As if you couldn't guess, this story takes place millions of years ago (four to be exact), and is different to anything Marvel or Dreamwave has produced before. It explores some virgin territory in-so-far-as nobody has bothered to explore the early pre-Earth days and there is bucket loads of untapped potential here. I can only think of one story that attempted this, which was 'And There Shall Come a Leader' in the 1985 Transformers annual, but this story is easily superior. In a way it is fitting that Furman and Dreamwave should release the War Within in these times because the success of such films as Star Wars has whet the public appetite for so-called 'prequels'.
I can't fault the art or the colouring which in my view are the best of anything we have seen from Dreamwave so far. Don Figueroa has put a lot of time and effort into designing Cybertron modes for familiar characters such as Prime and Grimlock etc. and it really shows. The detail is such that the transformations look perfectly natural and you could well imagine, if Hasbro were to release a War Within line of toys, they would transform exactly as depicted in these pages. Optimus Prime's origin story has been touched on before, in Marvel issue 1 and the 1985 annual where he was depicted as a soldier who emerged from the ranks to take command, and notably in the cartoon when the Aerialbots travelled back in time and witnessed Orion Pax being recreated as Optimus. Here he is a hard working behind-the-scenes kind of a bot, who is thrust on to the front line. He clearly has ability as demonstrated when he despatches the assassins, and has the guts to take unpopular decisions such as abandoning Cybertron, but hasn't quite got the common touch at this point that he is famous for. I would have liked to see more of an insight into Prime's thoughts and personal conflict. Does he find his new role daunting and is self-doubt creeping in? As I have said elsewhere it doesn't seem as though Dreamwave goes in for thought bubbles so the only clues you get are in direct speech. This doesn't always tell the full story.

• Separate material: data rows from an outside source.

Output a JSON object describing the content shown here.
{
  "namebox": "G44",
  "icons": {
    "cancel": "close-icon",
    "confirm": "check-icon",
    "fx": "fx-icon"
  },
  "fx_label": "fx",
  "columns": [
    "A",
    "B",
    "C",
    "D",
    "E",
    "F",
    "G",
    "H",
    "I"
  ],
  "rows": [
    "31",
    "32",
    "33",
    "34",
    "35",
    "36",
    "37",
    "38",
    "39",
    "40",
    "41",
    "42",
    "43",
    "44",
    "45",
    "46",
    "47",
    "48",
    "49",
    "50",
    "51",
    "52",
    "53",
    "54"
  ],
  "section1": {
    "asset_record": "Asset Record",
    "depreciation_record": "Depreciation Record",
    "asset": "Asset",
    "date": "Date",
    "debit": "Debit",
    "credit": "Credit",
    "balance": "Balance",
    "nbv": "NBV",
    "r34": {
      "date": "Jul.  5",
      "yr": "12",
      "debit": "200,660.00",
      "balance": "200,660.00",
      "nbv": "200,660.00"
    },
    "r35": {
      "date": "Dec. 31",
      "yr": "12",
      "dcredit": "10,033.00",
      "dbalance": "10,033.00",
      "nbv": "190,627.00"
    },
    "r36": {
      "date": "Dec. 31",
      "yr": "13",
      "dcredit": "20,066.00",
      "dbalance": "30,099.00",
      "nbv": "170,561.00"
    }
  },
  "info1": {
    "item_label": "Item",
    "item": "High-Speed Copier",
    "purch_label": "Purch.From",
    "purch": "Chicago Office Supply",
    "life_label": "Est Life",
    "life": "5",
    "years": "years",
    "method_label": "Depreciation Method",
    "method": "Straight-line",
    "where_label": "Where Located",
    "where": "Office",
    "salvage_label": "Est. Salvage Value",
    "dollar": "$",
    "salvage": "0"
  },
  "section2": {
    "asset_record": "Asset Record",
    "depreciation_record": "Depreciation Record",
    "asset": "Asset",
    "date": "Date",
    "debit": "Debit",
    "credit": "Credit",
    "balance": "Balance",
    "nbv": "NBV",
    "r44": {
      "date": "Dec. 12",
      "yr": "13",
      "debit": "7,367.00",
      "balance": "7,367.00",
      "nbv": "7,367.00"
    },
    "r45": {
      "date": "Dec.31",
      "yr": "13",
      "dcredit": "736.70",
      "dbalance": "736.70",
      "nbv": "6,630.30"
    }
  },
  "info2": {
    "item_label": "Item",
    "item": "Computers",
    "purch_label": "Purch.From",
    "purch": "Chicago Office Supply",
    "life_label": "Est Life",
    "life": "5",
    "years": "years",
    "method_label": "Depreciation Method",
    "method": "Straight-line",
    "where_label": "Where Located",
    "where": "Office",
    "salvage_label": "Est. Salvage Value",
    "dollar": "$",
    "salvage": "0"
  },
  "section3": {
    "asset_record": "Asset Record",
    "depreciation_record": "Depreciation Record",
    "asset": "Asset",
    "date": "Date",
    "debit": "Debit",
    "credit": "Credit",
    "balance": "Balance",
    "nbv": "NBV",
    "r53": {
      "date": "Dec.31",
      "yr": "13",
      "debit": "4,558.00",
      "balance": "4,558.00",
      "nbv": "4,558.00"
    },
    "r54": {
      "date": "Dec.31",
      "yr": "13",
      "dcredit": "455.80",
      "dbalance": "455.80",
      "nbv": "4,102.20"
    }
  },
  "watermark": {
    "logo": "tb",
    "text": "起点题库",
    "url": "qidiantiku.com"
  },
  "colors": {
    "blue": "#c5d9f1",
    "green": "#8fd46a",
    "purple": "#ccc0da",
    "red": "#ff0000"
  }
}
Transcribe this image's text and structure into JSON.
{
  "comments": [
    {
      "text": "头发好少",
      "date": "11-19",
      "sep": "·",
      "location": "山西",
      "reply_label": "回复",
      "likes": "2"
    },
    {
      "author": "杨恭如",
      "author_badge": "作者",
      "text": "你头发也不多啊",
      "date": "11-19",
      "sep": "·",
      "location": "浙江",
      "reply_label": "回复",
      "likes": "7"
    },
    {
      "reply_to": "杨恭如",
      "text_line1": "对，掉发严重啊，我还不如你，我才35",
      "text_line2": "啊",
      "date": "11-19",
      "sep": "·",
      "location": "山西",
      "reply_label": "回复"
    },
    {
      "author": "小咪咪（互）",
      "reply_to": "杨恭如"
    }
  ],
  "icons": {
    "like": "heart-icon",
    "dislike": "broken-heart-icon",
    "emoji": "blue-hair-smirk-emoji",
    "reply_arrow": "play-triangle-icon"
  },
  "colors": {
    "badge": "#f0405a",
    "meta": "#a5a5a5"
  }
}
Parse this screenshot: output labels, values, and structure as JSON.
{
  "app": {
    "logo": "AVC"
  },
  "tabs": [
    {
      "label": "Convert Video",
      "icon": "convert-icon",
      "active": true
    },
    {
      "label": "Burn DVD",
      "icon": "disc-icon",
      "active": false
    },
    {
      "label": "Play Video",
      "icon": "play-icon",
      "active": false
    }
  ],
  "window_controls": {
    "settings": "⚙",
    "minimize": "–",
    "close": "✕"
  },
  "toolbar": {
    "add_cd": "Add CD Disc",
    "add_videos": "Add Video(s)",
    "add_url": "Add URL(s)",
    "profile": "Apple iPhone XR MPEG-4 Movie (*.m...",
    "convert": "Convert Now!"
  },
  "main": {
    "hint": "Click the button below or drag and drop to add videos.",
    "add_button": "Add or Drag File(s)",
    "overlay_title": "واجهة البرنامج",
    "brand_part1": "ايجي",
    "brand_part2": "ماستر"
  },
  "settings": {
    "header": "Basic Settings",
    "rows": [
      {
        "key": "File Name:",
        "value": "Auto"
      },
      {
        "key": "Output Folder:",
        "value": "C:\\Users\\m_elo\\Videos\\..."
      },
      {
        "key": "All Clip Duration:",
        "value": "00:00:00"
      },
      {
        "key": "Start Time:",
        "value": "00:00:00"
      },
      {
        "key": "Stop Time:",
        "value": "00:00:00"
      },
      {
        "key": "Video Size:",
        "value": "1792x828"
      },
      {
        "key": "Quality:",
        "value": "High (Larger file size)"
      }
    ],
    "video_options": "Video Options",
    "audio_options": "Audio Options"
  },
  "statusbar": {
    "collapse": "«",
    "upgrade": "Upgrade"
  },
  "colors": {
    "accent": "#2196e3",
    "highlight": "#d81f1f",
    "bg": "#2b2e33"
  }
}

Megatron is absent from the issue apart from the last two pages but his presence is felt throughout. He is the instigator of all the bad stuff that unfolds, and the fact that we don't see him only creates more impact when he does eventually appear. Grimlock, meanwhile, is thrust into a prominent role and this is probably because he is one of Furman's favourite characters. It was Simon who brought him back from the sidelines and into the forefront in the later Marvel issues following the Unicron war (1991). One regret I have is that we don't get to see what Sentinel Prime looked like, only his bashed up arm. Long-time readers will remember the name from the Matrix Quest stories that Marvel did around 1990 and, rather like the mention of Buster in G1 volume 1, I like these little tie ins. The comment about Prime looking bigger after placing the Matrix in his chest compartment is a clear reference to the scene in TF: The Movie when Hot Rod becomes Rodimus. Overall though, a great start to the series and full marks to Simon and Don. I can't wait to read more.
Note: This issue is available to buy.